Yes, it could be the fuel pump. But let me address some other possibilities first. (1) Those cars are super picky about their spark plugs and wires. What spark plugs did you use? Did you change the wires too? (2) Have you run a spark test on it at the coils yet? Coils can pretty randomly go out on these cars.
First off, checking for sparks is pretty simple. Just get a spark tester and hook it up to one of the plug wires (where it connects to the coil). Here is the in-line spark tester that I have: https://www.amazon.com/Lisle-20610-Inline-Spark-Tester/dp/B0002STSC6/ref=sr_1_3?ie=UTF8&qid=1501325755&sr=8-3&keywords=spark+tester
- it's also available at the local parts shops.
If you find one or two plugs that are bad, replace their individual coils. The images below contain instructions on replacing the coils.
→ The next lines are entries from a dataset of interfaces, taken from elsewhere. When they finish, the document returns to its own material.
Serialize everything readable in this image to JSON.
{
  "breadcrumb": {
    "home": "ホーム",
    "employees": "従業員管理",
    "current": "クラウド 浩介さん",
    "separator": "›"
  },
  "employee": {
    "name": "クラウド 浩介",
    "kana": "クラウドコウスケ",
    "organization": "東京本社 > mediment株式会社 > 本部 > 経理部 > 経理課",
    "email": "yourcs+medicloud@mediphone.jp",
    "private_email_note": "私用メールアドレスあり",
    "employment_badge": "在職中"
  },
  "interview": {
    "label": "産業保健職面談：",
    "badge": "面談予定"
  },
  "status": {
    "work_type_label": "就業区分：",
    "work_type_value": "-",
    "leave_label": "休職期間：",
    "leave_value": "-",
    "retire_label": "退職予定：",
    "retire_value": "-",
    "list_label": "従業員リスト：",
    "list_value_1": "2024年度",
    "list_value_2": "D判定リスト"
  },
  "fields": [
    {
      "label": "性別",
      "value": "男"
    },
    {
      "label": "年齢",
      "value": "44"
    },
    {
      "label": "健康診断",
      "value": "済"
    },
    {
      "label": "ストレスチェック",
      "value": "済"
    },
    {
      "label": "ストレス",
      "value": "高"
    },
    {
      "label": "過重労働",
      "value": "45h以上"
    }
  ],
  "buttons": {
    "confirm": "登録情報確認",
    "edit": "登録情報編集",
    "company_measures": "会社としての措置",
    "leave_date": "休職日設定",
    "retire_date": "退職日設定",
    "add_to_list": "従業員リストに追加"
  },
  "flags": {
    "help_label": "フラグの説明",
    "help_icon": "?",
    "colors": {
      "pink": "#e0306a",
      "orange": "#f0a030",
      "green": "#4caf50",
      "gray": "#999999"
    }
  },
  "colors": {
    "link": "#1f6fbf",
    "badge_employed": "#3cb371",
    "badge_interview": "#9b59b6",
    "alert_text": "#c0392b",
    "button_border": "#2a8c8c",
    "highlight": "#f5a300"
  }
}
Fuel pump information is below.
Fuel pressure can be tested by borrowing a gauge from the local parts store (AutoZone, Advance Auto, O'reillys). Herei s a general how-to guide that we've written up: https://www.2carpros.com/articles/how-to-check-fuel-system-pressure-and-regulator
I am also attaching AllData's information regarding fuel pressure and how to test it in the images below. Run this check and see what comes up. You should get 41-47psi with the key on and engine off.
And no, you cannot replace this pump without dropping the tank. For simplicity's sake, I will attach AllData's instructions for replacing the pump in the next post momentarily.
Images (Click to enlarge)
Saturday, May 12th, 2018 AT 7:47 PM